+++ DATA RECORDS

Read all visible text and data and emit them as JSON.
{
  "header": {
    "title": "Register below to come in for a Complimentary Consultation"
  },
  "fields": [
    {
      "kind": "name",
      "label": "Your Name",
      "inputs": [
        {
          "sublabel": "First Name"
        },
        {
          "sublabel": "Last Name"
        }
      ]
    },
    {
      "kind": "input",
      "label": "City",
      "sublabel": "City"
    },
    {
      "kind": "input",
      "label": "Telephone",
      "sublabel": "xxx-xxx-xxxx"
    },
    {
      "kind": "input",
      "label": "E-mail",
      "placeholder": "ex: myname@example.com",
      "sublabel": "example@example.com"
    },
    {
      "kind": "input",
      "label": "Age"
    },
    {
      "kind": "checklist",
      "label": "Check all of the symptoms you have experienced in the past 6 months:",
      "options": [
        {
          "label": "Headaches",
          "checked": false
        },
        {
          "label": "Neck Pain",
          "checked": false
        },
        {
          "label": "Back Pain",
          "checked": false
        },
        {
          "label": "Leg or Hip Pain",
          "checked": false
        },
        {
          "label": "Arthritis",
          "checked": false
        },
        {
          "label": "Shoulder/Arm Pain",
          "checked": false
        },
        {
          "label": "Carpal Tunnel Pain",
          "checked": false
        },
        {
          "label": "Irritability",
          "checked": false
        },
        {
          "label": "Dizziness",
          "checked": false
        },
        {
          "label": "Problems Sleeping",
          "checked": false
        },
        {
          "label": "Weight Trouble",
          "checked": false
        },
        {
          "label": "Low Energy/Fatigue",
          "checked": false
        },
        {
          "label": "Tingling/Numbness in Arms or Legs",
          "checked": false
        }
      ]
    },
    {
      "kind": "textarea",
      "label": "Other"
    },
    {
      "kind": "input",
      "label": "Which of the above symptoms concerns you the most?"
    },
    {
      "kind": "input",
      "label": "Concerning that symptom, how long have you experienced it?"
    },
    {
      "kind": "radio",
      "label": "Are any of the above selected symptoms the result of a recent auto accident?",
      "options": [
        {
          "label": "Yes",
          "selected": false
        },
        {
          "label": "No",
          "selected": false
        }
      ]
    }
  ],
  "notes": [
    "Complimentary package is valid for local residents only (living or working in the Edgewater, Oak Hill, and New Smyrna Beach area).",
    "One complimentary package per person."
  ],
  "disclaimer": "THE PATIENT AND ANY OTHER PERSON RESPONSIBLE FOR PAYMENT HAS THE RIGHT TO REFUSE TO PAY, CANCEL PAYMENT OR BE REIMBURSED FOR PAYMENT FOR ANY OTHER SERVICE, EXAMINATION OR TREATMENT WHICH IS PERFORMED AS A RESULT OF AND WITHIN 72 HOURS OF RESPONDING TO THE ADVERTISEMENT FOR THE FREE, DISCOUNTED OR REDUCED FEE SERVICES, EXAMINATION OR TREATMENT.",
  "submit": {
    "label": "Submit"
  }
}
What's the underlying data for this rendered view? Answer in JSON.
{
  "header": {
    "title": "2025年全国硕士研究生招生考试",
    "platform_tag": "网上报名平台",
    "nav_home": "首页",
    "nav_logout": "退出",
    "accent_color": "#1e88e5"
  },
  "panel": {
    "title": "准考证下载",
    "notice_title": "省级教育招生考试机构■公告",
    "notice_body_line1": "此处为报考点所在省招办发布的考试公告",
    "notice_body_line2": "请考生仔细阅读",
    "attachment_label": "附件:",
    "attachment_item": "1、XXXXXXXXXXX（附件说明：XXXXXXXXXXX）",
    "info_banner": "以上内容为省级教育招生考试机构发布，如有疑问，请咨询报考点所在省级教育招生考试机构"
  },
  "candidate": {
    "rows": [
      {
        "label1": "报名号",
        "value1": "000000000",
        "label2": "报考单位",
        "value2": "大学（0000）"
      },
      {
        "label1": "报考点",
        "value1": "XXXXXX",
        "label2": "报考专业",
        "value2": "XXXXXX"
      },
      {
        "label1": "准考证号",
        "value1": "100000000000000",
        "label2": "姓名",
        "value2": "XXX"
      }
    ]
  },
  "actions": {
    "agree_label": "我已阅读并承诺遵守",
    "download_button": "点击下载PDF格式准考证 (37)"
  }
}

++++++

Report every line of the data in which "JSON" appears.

RESPONSE TO THIS EXERCISE:
Read all visible text and data and emit them as JSON.
What's the underlying data for this rendered view? Answer in JSON.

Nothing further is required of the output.